#### DATA TO PROCESS

BEGIN

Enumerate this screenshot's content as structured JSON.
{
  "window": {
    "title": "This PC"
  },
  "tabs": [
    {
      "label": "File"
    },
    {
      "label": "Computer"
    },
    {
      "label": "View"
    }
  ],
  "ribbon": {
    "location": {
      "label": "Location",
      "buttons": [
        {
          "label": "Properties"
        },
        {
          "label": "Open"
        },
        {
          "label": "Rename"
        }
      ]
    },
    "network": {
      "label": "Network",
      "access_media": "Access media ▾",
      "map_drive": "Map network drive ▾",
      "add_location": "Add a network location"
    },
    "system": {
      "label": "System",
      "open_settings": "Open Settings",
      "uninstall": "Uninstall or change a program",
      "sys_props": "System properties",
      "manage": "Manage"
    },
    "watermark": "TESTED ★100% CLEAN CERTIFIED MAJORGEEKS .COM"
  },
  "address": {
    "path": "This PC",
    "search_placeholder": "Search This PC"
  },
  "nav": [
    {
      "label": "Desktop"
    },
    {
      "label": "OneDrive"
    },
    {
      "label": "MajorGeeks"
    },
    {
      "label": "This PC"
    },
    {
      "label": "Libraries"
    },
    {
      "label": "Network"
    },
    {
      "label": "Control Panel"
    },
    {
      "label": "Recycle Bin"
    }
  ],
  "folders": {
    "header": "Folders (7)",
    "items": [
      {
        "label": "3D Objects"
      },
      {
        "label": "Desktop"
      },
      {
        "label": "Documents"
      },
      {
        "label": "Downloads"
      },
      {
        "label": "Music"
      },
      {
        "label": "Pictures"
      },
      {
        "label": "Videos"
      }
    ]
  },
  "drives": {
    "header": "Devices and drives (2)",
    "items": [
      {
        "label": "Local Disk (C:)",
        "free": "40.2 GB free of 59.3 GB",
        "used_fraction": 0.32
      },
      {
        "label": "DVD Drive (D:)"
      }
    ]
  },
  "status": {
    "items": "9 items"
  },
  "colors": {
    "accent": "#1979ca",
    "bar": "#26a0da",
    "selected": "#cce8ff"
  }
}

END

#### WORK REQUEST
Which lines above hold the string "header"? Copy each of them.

#### SOLUTION TO THE EXERCISE
    "header": "Folders (7)",
    "header": "Devices and drives (2)",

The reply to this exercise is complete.